TASK TO CARRY OUT: All entries that follow are to be written out verbatim.

*** Opening of AVAILABLE RECORDS ***

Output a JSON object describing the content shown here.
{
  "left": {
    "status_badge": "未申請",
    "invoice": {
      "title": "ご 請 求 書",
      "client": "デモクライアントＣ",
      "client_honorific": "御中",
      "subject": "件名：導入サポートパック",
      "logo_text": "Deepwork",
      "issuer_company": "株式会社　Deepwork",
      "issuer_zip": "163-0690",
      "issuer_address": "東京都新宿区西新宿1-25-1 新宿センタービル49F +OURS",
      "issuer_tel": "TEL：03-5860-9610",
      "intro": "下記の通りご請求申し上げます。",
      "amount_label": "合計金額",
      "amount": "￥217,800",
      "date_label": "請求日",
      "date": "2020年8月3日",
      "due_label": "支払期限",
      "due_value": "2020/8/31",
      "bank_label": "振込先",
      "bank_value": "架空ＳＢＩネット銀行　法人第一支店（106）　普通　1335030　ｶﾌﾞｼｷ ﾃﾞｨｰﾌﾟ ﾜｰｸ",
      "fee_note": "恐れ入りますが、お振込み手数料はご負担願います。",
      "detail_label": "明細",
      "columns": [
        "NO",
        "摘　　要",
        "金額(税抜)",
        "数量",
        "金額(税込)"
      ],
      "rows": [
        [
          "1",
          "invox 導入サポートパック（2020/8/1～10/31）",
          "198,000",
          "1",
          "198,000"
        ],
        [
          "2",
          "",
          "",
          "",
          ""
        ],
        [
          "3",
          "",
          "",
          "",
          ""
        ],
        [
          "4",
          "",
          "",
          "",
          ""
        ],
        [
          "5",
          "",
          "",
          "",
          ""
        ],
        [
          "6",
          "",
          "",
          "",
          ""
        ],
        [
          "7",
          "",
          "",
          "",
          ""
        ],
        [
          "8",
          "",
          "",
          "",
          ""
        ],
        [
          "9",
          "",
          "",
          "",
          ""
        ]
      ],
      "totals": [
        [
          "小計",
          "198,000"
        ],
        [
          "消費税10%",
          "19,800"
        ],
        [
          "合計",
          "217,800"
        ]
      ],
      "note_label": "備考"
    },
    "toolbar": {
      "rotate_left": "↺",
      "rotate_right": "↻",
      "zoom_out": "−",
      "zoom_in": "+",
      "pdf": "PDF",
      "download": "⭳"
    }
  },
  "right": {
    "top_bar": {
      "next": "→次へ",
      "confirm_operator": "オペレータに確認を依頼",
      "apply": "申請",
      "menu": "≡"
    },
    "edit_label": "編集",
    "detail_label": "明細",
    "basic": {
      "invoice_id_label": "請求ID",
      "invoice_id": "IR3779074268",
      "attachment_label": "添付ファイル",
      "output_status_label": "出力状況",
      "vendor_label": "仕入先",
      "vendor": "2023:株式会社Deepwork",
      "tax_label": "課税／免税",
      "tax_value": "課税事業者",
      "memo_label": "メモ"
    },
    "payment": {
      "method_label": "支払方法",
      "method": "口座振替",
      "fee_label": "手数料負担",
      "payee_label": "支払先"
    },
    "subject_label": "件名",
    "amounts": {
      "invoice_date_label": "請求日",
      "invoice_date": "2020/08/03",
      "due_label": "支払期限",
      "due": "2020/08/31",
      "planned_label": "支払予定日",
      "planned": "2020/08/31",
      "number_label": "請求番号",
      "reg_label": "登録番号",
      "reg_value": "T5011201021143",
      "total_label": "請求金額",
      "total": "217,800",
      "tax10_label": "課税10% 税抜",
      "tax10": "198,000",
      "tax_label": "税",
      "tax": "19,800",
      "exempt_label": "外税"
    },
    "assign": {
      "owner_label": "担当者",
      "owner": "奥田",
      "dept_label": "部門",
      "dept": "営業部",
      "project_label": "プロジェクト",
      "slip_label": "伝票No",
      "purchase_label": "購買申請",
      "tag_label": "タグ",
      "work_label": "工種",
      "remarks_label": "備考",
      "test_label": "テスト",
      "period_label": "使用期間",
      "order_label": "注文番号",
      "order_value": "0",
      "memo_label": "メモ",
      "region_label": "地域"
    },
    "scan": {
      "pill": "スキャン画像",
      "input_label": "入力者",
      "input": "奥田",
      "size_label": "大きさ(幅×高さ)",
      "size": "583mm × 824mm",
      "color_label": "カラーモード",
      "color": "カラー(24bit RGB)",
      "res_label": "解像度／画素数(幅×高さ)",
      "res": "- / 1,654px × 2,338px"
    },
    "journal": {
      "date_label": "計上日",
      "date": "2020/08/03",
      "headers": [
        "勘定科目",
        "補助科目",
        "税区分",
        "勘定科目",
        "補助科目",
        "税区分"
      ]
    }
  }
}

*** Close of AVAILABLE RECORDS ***

ANSWER FOR THE TASK:
Output a JSON object describing the content shown here.
{
  "left": {
    "status_badge": "未申請",
    "invoice": {
      "title": "ご 請 求 書",
      "client": "デモクライアントＣ",
      "client_honorific": "御中",
      "subject": "件名：導入サポートパック",
      "logo_text": "Deepwork",
      "issuer_company": "株式会社　Deepwork",
      "issuer_zip": "163-0690",
      "issuer_address": "東京都新宿区西新宿1-25-1 新宿センタービル49F +OURS",
      "issuer_tel": "TEL：03-5860-9610",
      "intro": "下記の通りご請求申し上げます。",
      "amount_label": "合計金額",
      "amount": "￥217,800",
      "date_label": "請求日",
      "date": "2020年8月3日",
      "due_label": "支払期限",
      "due_value": "2020/8/31",
      "bank_label": "振込先",
      "bank_value": "架空ＳＢＩネット銀行　法人第一支店（106）　普通　1335030　ｶﾌﾞｼｷ ﾃﾞｨｰﾌﾟ ﾜｰｸ",
      "fee_note": "恐れ入りますが、お振込み手数料はご負担願います。",
      "detail_label": "明細",
      "columns": [
        "NO",
        "摘　　要",
        "金額(税抜)",
        "数量",
        "金額(税込)"
      ],
      "rows": [
        [
          "1",
          "invox 導入サポートパック（2020/8/1～10/31）",
          "198,000",
          "1",
          "198,000"
        ],
        [
          "2",
          "",
          "",
          "",
          ""
        ],
        [
          "3",
          "",
          "",
          "",
          ""
        ],
        [
          "4",
          "",
          "",
          "",
          ""
        ],
        [
          "5",
          "",
          "",
          "",
          ""
        ],
        [
          "6",
          "",
          "",
          "",
          ""
        ],
        [
          "7",
          "",
          "",
          "",
          ""
        ],
        [
          "8",
          "",
          "",
          "",
          ""
        ],
        [
          "9",
          "",
          "",
          "",
          ""
        ]
      ],
      "totals": [
        [
          "小計",
          "198,000"
        ],
        [
          "消費税10%",
          "19,800"
        ],
        [
          "合計",
          "217,800"
        ]
      ],
      "note_label": "備考"
    },
    "toolbar": {
      "rotate_left": "↺",
      "rotate_right": "↻",
      "zoom_out": "−",
      "zoom_in": "+",
      "pdf": "PDF",
      "download": "⭳"
    }
  },
  "right": {
    "top_bar": {
      "next": "→次へ",
      "confirm_operator": "オペレータに確認を依頼",
      "apply": "申請",
      "menu": "≡"
    },
    "edit_label": "編集",
    "detail_label": "明細",
    "basic": {
      "invoice_id_label": "請求ID",
      "invoice_id": "IR3779074268",
      "attachment_label": "添付ファイル",
      "output_status_label": "出力状況",
      "vendor_label": "仕入先",
      "vendor": "2023:株式会社Deepwork",
      "tax_label": "課税／免税",
      "tax_value": "課税事業者",
      "memo_label": "メモ"
    },
    "payment": {
      "method_label": "支払方法",
      "method": "口座振替",
      "fee_label": "手数料負担",
      "payee_label": "支払先"
    },
    "subject_label": "件名",
    "amounts": {
      "invoice_date_label": "請求日",
      "invoice_date": "2020/08/03",
      "due_label": "支払期限",
      "due": "2020/08/31",
      "planned_label": "支払予定日",
      "planned": "2020/08/31",
      "number_label": "請求番号",
      "reg_label": "登録番号",
      "reg_value": "T5011201021143",
      "total_label": "請求金額",
      "total": "217,800",
      "tax10_label": "課税10% 税抜",
      "tax10": "198,000",
      "tax_label": "税",
      "tax": "19,800",
      "exempt_label": "外税"
    },
    "assign": {
      "owner_label": "担当者",
      "owner": "奥田",
      "dept_label": "部門",
      "dept": "営業部",
      "project_label": "プロジェクト",
      "slip_label": "伝票No",
      "purchase_label": "購買申請",
      "tag_label": "タグ",
      "work_label": "工種",
      "remarks_label": "備考",
      "test_label": "テスト",
      "period_label": "使用期間",
      "order_label": "注文番号",
      "order_value": "0",
      "memo_label": "メモ",
      "region_label": "地域"
    },
    "scan": {
      "pill": "スキャン画像",
      "input_label": "入力者",
      "input": "奥田",
      "size_label": "大きさ(幅×高さ)",
      "size": "583mm × 824mm",
      "color_label": "カラーモード",
      "color": "カラー(24bit RGB)",
      "res_label": "解像度／画素数(幅×高さ)",
      "res": "- / 1,654px × 2,338px"
    },
    "journal": {
      "date_label": "計上日",
      "date": "2020/08/03",
      "headers": [
        "勘定科目",
        "補助科目",
        "税区分",
        "勘定科目",
        "補助科目",
        "税区分"
      ]
    }
  }
}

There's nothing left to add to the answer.